“I’m not going to give up hope,” Wise said.

Bahamian hurdler out for Purdue
Devynne Charlton has Olympic aspirations.

Devynne Charlton has Olympic aspirations.

Purdue was once poised to win its first Big Ten championship in women’s outdoor track and field since 1999. Michigan won February’s indoor title 109-102 over the Boilermakers, who are built for outdoors.

But Purdue heads into the Big Ten meet – Friday through Sunday at Lincoln, Neb. – without Devynne Charlton, who is a conference champion as a sprinter and hurdler. She injured her back at the end of the indoor season, redshirted and won’t be fit enough to represent her native Bahamas in the Rio Olympics.

In Purdue’s final tuneup, pole vaulter Jessica Harter set a school record of 13 feet, 9 ¾ inches. She ranks fourth in the Big Ten behind Indiana’s 1-2 duo of Sophie Gutermuth, 14-2, and Sydney Clute (Center Grove), 14-1 ¼.

Sports of all sorts

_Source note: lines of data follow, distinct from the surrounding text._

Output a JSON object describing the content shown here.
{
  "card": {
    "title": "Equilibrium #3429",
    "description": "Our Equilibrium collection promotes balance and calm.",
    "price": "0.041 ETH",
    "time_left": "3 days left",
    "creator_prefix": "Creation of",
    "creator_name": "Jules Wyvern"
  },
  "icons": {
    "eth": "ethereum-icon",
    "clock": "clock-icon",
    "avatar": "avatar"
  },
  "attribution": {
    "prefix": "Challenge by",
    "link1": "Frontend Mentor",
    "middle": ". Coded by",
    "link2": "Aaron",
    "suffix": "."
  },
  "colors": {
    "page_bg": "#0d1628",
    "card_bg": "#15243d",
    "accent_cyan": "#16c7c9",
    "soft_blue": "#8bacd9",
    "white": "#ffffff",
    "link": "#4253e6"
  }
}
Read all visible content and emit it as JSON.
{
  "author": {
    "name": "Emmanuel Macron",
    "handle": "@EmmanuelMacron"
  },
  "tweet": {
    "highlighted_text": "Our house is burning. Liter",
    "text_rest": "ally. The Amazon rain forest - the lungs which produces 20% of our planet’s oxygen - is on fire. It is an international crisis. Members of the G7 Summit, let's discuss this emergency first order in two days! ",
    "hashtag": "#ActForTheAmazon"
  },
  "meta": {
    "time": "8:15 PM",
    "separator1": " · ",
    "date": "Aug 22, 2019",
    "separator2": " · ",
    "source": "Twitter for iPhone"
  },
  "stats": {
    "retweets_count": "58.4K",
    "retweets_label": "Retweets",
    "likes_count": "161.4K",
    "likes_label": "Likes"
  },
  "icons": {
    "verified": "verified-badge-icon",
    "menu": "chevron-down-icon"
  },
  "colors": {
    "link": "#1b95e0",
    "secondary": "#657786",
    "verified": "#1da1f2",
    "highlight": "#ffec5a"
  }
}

>> Gymnastics: InterActive Academy’s Zach Peters (Center Grove) won floor exercise and vault for 16-year-old boys in the Junior Olympics at Battle Creek, Mich. He was third in the all-around (80.65).

>> Soccer: Indianapolis native Perry Kitchen and former IU forward Lee Nguyen were among 40 players chosen to the preliminary roster of the U.S. men’s national team for Copa America. The final roster will be 23. The United States starts training camp Monday in Miami and has three preparation matches before the June 3 opener against Colombia at Santa Clara, Calif.

>> Swimming: Indianapolis’ Steve Rouch, 35, won a four-stage race in Arizona that is one of the world’s longest open-water swims. He swam 41.7 miles in Saguaro, Canyon, Apache and Roosevelt lakes in a cumulative time of 13 hours, 11 minutes, 29.53 seconds. The event drew 43 swimmers from 11 countries.

>> Track and field: Former Indiana State vaulter Kylie Hutson cleared 15-1 at Chula Vista, Calif., for her best jump in more than two years. The four-time NCAA champion ranks No. 5 among Americans and No. 11 in the world. … Indiana Tech senior Herb Gary (Ben Davis) won his conference high jump at 7-2 ¼, tying for best in the NAIA. … Purdue’s Chukwuebuka Enekwechi set a facility record of 229-9 in the men’s hammer and won the shot put at 65-9 ¾ in the Rankin/Poehlein Invitational. He ranks No. 7 and No. 2, respectively, in NCAA Division I.

Call IndyStar reporter David Woods at (317) 444-6195. Follow him on Twitter: @DavidWoods007.

More Stories

5-star recruit Duce Robinson commits to USC Trojans

Robinson looks to Southern California for his next football chapter.

Read the full article

Bronny James ranks No. 1 among nation's top 10 highest NIL valuations

Here are the top 10 NIL valuations for amateur athletes in the nation, per ESPN.

Read the full article

Current high school NIL rules in each of the 50 states (plus D.C.)

A current rundown that shows which states have adopted rules in favor of high school athletes benefiting from name, image and likeness.

Read the full article
More News